By Todd KuhnsLast Updated on Nov 8, 2019
Chinese government restricts minors’ access to online games

As part of its recent efforts to curb youth gaming addiction, China’s General Administration of Press and Publication on Tuesday released bold new regulations for online gaming companies to restrict the activities of minors on its platforms.

The new regulations will certainly alter the business models of online multiplayer gaming giants such as Tencent, as they restrict both the time and amount of money that children and teenagers can spend on their platforms each day.

The government notice put forward six measures:

1. Online gaming accounts must implement real name registration. This helps identify minors (children under 18) so that their usage can be controlled.

2. Minors cannot be allowed to play online games between the hours of 10pm and 8am each day. They shall be restricted to no more than 90 minutes of play each weekday, and up to 3 hours on weekend days and legal holidays.

3. Users under the age of 8 cannot make in-game purchases with their accounts. 

For users between 8 and 16 years-old, the single recharge amount cannot exceed 50 yuan, and they cannot spend more than 200 yuan each month.

For 16 to 17 year-olds, a single recharge cannot exceed 100 yuan, and they cannot spend more than 400 yuan each month.

4. The gaming industry shall strengthen supervision and enforcement of these measures.

5. The gaming industry should implement measures to ensure that the content, subject matter, and gameplay of online games are appropriate for users of all ages, including minors.

6. Parents, schools and other social forces have the responsibility to watch and guide minors to establish good online gaming habits.

An unnamed official from the department interviewed by the State-run Xinhua News Agency said the regulations were adopted after conducting relevant research and seeking expert opinion in order to combat mental and physical health problems stemming from gaming addiction and “excessive consumption” by minors. The notice saddles corporations with a certain level of responsibility, alongside government supervision and parental encouragement.

According to the article, online game enterprises that have not fulfilled these requirements can have their licenses revoked if they fail to comply within a specified time limit. The official also stated that the General Administration of Press and Publication is working with the Ministry of Public Security to build a unified identification system for game companies to accurately verify minors’ identities. 

Until recently, China was the world’s largest and fastest-growing gaming market, growing to 235.5 billion yuan in 2017 from 67.1 billion yuan just five years before (Statista). 

Last year, the government instituted a 9-month freeze on gaming licenses which slowed down approval of new titles, leaving a more deliberate and strict approval process in its wake.
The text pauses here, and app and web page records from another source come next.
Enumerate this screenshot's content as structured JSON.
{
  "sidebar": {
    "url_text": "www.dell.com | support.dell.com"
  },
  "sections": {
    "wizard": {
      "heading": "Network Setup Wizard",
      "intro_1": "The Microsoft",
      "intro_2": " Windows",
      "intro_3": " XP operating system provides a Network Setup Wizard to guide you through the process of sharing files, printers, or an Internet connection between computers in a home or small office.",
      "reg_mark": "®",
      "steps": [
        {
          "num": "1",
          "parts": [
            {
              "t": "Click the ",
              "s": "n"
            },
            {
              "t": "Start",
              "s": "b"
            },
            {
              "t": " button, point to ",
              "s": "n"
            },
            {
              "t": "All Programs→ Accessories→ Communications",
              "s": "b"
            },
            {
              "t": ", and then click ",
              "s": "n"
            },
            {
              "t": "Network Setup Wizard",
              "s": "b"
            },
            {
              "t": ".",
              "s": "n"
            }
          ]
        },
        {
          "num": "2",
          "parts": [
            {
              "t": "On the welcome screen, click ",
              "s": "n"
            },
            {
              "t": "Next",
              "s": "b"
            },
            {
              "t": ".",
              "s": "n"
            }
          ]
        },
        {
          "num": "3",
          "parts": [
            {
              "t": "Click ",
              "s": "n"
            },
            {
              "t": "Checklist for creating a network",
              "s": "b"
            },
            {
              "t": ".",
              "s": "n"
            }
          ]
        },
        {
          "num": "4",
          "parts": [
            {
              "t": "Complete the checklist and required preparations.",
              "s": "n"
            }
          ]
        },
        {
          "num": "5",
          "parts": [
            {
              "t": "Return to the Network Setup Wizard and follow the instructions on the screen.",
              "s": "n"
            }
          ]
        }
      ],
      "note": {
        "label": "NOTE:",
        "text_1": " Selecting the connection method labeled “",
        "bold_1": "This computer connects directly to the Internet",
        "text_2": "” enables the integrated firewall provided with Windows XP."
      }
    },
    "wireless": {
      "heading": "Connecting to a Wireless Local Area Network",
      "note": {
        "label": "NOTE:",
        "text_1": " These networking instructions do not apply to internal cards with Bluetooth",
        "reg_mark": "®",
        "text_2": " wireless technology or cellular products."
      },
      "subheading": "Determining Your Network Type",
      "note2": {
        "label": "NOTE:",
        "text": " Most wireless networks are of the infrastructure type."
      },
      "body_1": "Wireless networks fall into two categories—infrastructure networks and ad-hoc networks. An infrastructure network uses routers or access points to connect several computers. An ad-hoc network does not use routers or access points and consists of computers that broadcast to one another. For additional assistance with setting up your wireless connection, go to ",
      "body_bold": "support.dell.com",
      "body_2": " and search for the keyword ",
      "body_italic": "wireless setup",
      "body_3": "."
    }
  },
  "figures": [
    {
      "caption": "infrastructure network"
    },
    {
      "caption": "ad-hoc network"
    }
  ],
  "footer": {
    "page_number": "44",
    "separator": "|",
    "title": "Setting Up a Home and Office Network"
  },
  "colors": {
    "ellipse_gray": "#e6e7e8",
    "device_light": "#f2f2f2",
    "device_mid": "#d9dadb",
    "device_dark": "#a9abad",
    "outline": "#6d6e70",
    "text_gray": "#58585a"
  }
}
These measures, combined with the new age restrictions, are helping put the U.S. on track to overtake the Chinese gaming market by the end of the year, leading the world with $36.9 billion in revenue in 2019, driven largely by an uptick in console sales (Newzoo report).